Free CoA-mediated regulation of intermediary and central metabolism: an hypothesis which accounts for the excretion of alpha-ketoglutarate during aerobic growth of Escherichia coli on acetate.Res Microbiol. 2005 Sep; 156(8):874-9.RM
During growth of Escherichia coli on acetate, phosphotransacetylase and alpha-ketoglutarate dehydrogenase are in direct competition for their common co-factor, HS-CoA. Such competition is resolved in favour of phosphotransacetylase, thus rendering alpha-ketoglutarate dehydrogenase rate-limiting (controlling) and, in turn, creating a bottleneck at the level of alpha-ketoglutarate in the Krebs cycle. Accumulation of alpha-ketoglutarate is then balanced by its excretion.
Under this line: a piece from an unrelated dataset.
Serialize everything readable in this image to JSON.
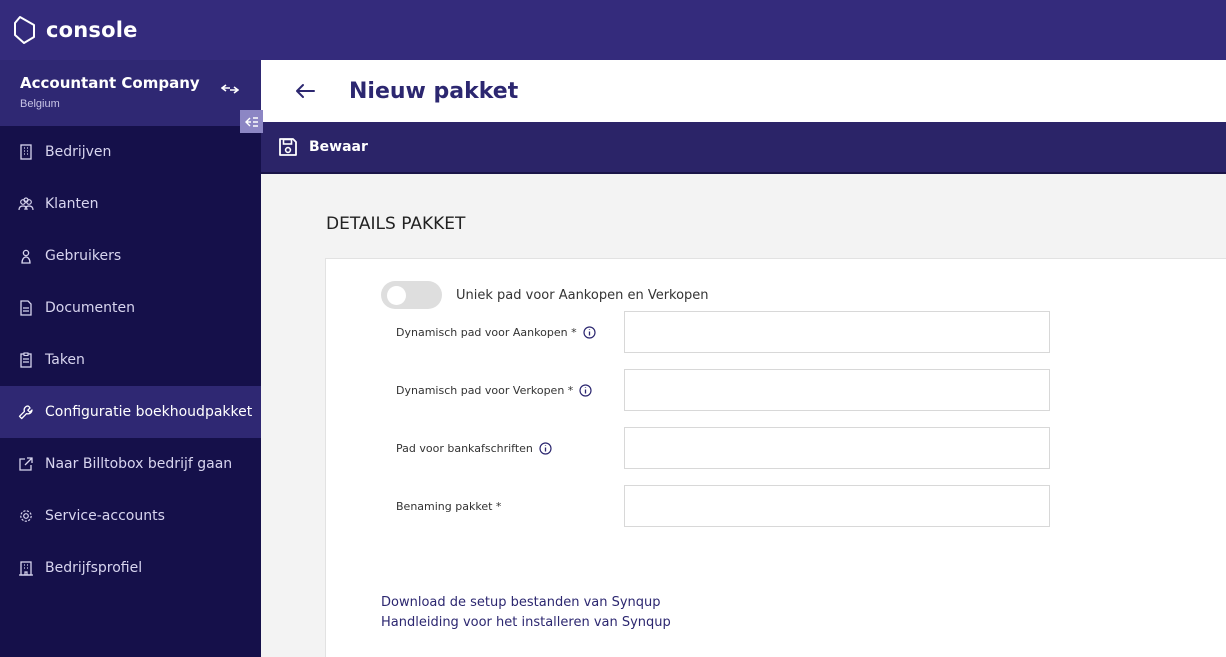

Addition of pyruvate, glucose or any glycolytic intermediate to acetate-grown culture relieves such a bottleneck by reversing carbon flow through phosphotransacetylase to give acetyl phosphate and much-needed HS-CoA. The urgent need for HS-CoA by the primordial organism might therefore have provided the selective pressure that led to the co-evolution of phosphotransacetylase and the two-malate synthase isoenzymes.